Instructions Outside
 — Rev. Phil Hobson

March 16, 2014


Genesis 12:1-4a
John 3:1-17

Grace and Peace to you this morning. Grace and Peace.

We have all heard or said at some time, “We need to think outside the box.” The problem with thinking outside the box is that to do so, you have to leave the box. As Boyd Carter used to say, the instructions for getting out of the box are clearly printed. On the outside.

We all have boxes: categories by which we make meaning of our world, boundaries of our comfort zone, inherited and learned meanings and understandings of life, ways of making sense of it all. And a lot of energy is spent defending and shoring up these boxes. Without them, life teeters on the brink of chaos, the way we understand the world is in jeopardy, our own purpose feels broken. But living in our own boxes is not the abundant life to which Jesus came to deliver us.

This reading about Abram is early in the story. We have the benefit of knowing what is coming: promises of children; new names: Abraham and Sarah; a new way of God being with humanity; the beginning of covenant.

The beginning is a simple command: “Go.”

Go from your country and your kindred
and your father’s house to the land
that I will show you.

Leave the land you know, the place of your people, your family, your inheritance, and travel to a land I will show you. This command comes with a promise:

And I will make of you a great nation,
and I will bless you,
and make your name great,
so that you will be a blessing.

This is not “Come check out this cool thing.” This is “Go from all that you know and trust and love and rely on, and God will bless you and others will be blessed through you.”

“So Abram went, as the LORD had told him.” Would we? Would I? Leave all that is known and comfortable and assumed to be valuable and trustworthy?

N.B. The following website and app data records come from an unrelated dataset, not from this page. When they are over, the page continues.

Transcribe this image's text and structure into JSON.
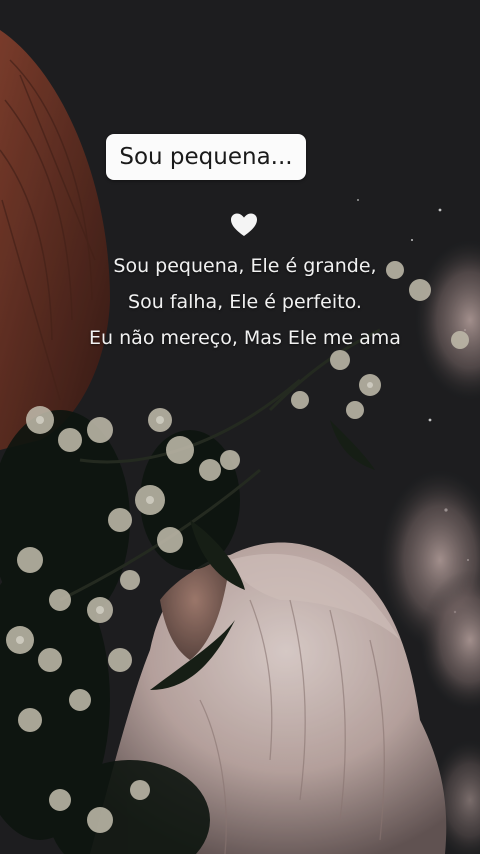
{
  "title": "Sou pequena...",
  "icon": "white-heart-icon",
  "quote_lines": [
    "Sou pequena, Ele é grande,",
    "Sou falha, Ele é perfeito.",
    "Eu não mereço, Mas Ele me ama"
  ],
  "colors": {
    "sky": "#1e2022",
    "text": "#f1f1f1",
    "pill": "#fbfbfb",
    "hat": "#6a3325"
  }
}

Even for the promises of God?

If Abram is to become Abraham, if he is to become the first in a line of covenantal partners with God, if God’s promises are to be fulfilled, he cannot stay home where he knows everyone and everyone knows him.

Ed Friedman used to say: “We do not think our way into a new way of walking. We walk ourselves into a new way of thinking.”

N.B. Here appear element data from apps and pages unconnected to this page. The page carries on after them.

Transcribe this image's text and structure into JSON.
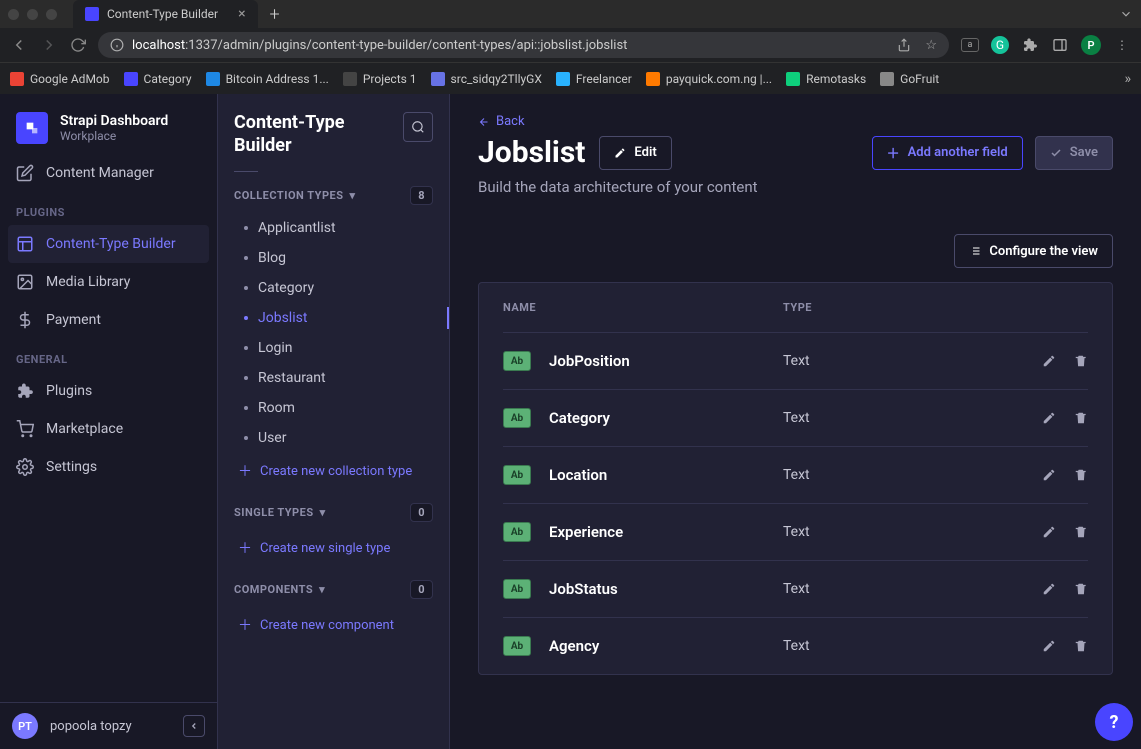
{
  "browser": {
    "tab_title": "Content-Type Builder",
    "url_host": "localhost",
    "url_port_path": ":1337/admin/plugins/content-type-builder/content-types/api::jobslist.jobslist",
    "bookmarks": [
      {
        "label": "Google AdMob",
        "color": "#ea4335"
      },
      {
        "label": "Category",
        "color": "#4945ff"
      },
      {
        "label": "Bitcoin Address 1...",
        "color": "#1e88e5"
      },
      {
        "label": "Projects 1",
        "color": "#444"
      },
      {
        "label": "src_sidqy2TllyGX",
        "color": "#6772e5"
      },
      {
        "label": "Freelancer",
        "color": "#29b2fe"
      },
      {
        "label": "payquick.com.ng |...",
        "color": "#ff7a00"
      },
      {
        "label": "Remotasks",
        "color": "#0ecf7c"
      },
      {
        "label": "GoFruit",
        "color": "#888"
      }
    ]
  },
  "brand": {
    "title": "Strapi Dashboard",
    "subtitle": "Workplace"
  },
  "nav": {
    "top": [
      {
        "label": "Content Manager",
        "icon": "pencil"
      }
    ],
    "plugins_label": "PLUGINS",
    "plugins": [
      {
        "label": "Content-Type Builder",
        "icon": "layout",
        "active": true
      },
      {
        "label": "Media Library",
        "icon": "image"
      },
      {
        "label": "Payment",
        "icon": "dollar"
      }
    ],
    "general_label": "GENERAL",
    "general": [
      {
        "label": "Plugins",
        "icon": "puzzle"
      },
      {
        "label": "Marketplace",
        "icon": "cart"
      },
      {
        "label": "Settings",
        "icon": "gear"
      }
    ]
  },
  "user": {
    "initials": "PT",
    "name": "popoola topzy"
  },
  "panel": {
    "title": "Content-Type Builder",
    "groups": {
      "collection": {
        "label": "COLLECTION TYPES",
        "count": "8",
        "items": [
          "Applicantlist",
          "Blog",
          "Category",
          "Jobslist",
          "Login",
          "Restaurant",
          "Room",
          "User"
        ],
        "active_index": 3,
        "create": "Create new collection type"
      },
      "single": {
        "label": "SINGLE TYPES",
        "count": "0",
        "create": "Create new single type"
      },
      "components": {
        "label": "COMPONENTS",
        "count": "0",
        "create": "Create new component"
      }
    }
  },
  "main": {
    "back": "Back",
    "title": "Jobslist",
    "edit": "Edit",
    "add_field": "Add another field",
    "save": "Save",
    "subtitle": "Build the data architecture of your content",
    "configure": "Configure the view",
    "columns": {
      "name": "NAME",
      "type": "TYPE"
    },
    "field_badge": "Ab",
    "fields": [
      {
        "name": "JobPosition",
        "type": "Text"
      },
      {
        "name": "Category",
        "type": "Text"
      },
      {
        "name": "Location",
        "type": "Text"
      },
      {
        "name": "Experience",
        "type": "Text"
      },
      {
        "name": "JobStatus",
        "type": "Text"
      },
      {
        "name": "Agency",
        "type": "Text"
      }
    ]
  }
}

For many of us, it is not as nice and neat as God coming and saying “Go,” and we go. For many of us it is in response to something that happens in our lives and we can no longer stand to be the same as we were.

When we learned of Mira’s heart conditions, you probably remember Mary and me being shell-shocked. When we learned of Patrick’s heart conditions, we were still in shock, still devastated, but we had been there before and had a much better idea of what was coming. Sort of. Mostly.

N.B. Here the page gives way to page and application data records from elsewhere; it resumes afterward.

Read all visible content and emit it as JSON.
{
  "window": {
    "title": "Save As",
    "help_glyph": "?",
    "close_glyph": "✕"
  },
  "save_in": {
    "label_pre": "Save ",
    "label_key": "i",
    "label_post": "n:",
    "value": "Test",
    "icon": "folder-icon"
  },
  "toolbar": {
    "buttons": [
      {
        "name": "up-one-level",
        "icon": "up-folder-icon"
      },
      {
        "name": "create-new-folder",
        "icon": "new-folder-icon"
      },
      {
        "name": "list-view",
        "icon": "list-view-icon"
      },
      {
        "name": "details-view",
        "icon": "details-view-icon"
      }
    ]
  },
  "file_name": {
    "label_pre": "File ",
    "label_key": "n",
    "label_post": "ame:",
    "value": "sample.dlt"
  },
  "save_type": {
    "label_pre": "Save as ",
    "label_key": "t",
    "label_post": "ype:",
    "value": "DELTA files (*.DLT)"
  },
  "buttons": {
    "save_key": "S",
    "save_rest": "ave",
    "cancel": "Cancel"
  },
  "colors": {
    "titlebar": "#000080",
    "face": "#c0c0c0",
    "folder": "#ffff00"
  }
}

We did not choose this path because we knew what would be on it. In many ways we still do not know. We chose to be parents and this is the path we are on. Nor would we trade our children for anything. When we were in the hospital with Patrick, we recognized our own faces in the faces of parents facing this for the first time: shock, devastation, courage, relationships drawn closer together or torn apart by the stress. I give thanks to God for Mary and her strength and the way we have drawn together through this. I give thanks for all of your prayers and support and love that have held us. We knew kids would challenge us. We had no idea they would push us this far outside the box.

Nicodemus has a problem seeing past his own understanding. He is learned in the Torah, versed in the faith of the God of Abraham. But he cannot wrap his mind around what it means for Jesus to be the messiah, for everything to change.

Nicodemus appears two more times in the Gospel of John. Once he is defending Jesus to the crowd and the authorities and it gets him in trouble. The other time is after the crucifixion. Nicodemus helps Joseph of Arimathea to care for the body of Jesus, buying the expensive spices used in burials.

We are left wondering how much change took place in Nicodemus’s life and mind and heart. I think that is okay, to be left wondering. Because our question is not about Nicodemus. Our question is about ourselves.

Are we willing to listen for our Still-Speaking God to tell us to go, or to stay, or to change, or to be healed, or to heal others, to work for justice, to show mercy, to build up the neighborhood, especially when it calls for sacrifice?

And when (not if!) we are pushed out of our comfort zone and can see a little better the instructions on the outside of the box, are we willing to help others leave and follow God as well?

Go from your country and your kindred
and your father’s house to the land
that I will show you.

Whether we left willingly or not, the promise is that God will be with us.

Thanks be to God.
Amen.